He also first painted both faces with similarly blended brushwork ranging from warm highlights to cool, gray-green shadows, but in The Geographer he reemphasized the light from the nearby window by adding thickly brushed, bright pink paint on the illuminated side of the face, creating a hard-edged, planar highlight curving around the high forehead and tracing the bridge of the nose (figs. 62, 63). This revised patch of light is reminiscent of the final, bright pink highlight on the cheek of Girl with the Red Hat; as in the tronie, the highlight amplifies not only the contrast of light and dark but also the chromatic contrast between green and pink tones in the face (figs. 64, 65). It also seems to look forward to the schematic planes of highlight that were integral to Vermeer’s wet-into-wet handling soon after, in the faces of The Lacemaker and Woman Writing a Letter, with her Maid.
We suggest that after he completed The Astronomer, Vermeer drew on the success of his experimentation in Girl with the Red Hat to add newly abstract highlights to the former’s pendant, The Geographer, recording the date 1669. Using painting techniques that are analogous to the underpaint stages in his genre paintings from the mid-1660s, the deceptively modest Girl with the Red Hat inaugurated the heightened abstraction and greater contrasts of both light and color that became hallmarks of Vermeer’s later works.
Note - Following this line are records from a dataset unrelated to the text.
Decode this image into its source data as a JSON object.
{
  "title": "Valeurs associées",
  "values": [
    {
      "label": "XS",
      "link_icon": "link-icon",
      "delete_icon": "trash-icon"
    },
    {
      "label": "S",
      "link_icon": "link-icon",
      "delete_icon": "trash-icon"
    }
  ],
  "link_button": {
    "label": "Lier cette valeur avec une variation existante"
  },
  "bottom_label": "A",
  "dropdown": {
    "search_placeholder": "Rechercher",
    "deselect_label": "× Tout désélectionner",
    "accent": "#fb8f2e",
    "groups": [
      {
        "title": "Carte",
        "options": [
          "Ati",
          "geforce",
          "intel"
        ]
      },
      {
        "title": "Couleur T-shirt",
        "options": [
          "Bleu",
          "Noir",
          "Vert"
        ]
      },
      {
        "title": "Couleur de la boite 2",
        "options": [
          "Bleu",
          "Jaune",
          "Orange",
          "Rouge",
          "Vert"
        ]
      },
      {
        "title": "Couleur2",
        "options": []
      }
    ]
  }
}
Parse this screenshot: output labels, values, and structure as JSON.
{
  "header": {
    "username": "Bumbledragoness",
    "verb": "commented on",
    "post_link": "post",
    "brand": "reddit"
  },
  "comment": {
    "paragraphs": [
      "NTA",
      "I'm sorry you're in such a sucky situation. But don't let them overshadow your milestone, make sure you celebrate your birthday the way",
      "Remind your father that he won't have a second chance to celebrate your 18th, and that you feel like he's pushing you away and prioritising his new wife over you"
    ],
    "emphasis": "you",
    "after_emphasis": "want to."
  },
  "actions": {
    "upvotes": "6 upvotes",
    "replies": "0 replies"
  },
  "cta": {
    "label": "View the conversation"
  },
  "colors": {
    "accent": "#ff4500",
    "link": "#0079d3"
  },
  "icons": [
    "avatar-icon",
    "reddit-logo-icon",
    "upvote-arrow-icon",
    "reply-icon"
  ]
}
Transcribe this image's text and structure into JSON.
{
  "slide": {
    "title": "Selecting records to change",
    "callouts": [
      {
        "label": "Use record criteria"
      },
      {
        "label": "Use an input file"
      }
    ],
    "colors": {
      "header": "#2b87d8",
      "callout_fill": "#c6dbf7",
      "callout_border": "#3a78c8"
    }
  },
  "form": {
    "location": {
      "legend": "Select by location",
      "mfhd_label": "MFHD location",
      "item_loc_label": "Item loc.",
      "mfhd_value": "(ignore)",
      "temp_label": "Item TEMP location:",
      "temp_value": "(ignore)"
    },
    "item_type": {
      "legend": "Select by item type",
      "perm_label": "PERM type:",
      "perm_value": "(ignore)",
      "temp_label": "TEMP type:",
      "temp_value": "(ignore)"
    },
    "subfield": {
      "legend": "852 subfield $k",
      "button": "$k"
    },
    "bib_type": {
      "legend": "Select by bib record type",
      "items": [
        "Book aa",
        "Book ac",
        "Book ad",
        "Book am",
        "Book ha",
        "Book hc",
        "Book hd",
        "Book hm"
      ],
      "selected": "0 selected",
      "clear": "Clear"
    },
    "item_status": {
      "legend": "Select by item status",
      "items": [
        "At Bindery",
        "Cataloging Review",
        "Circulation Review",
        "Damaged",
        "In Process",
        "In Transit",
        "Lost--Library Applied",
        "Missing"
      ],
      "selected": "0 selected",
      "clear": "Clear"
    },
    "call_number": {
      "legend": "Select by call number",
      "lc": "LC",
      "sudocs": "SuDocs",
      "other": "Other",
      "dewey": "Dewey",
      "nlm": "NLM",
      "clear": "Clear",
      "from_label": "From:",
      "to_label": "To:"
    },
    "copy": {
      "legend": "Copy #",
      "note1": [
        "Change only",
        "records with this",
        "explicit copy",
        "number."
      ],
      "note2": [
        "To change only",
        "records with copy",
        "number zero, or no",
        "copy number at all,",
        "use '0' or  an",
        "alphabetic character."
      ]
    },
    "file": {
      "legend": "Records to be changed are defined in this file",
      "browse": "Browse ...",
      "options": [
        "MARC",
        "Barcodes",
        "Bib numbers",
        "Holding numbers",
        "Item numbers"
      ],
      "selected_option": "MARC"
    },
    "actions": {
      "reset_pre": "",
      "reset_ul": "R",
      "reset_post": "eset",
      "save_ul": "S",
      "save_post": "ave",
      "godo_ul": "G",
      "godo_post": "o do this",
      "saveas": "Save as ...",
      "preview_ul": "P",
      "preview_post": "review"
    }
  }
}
Thus, we date Girl with the Red Hat to around 1669.
Our conclusion that Vermeer’s approach to painting tronies was deeply thoughtful and creative may not be unexpected for an artist as deliberate and exacting as he was. However, when considered within the broader context of his oeuvre, our findings regarding the careful choices of materials and paint handling evident in the tronies have shifted our understanding of Vermeer’s conceptual and technical working methods. As the only surviving painting of its kind, Girl with the Red Hat is especially consequential to understanding Vermeer’s evolution as an artist. Instead of a somewhat idiosyncratic digression from the high-life genre paintings for which he was better known, it seems instead to represent a conscious experiment with bolder, more abstract brushwork and more highly contrasting pigments. In the years to come, he would ultimately adopt this approach to painting even in his high-life genre work. Our assessment of Vermeer’s tronies, and especially Girl with the Red Hat (fig. 66), has thus provided us with a new framework through which to consider Vermeer’s approach to his craft and, as our paper elsewhere in this issue addresses, a new set of questions to pose of the puzzling Girl with the Flute (fig. 67).93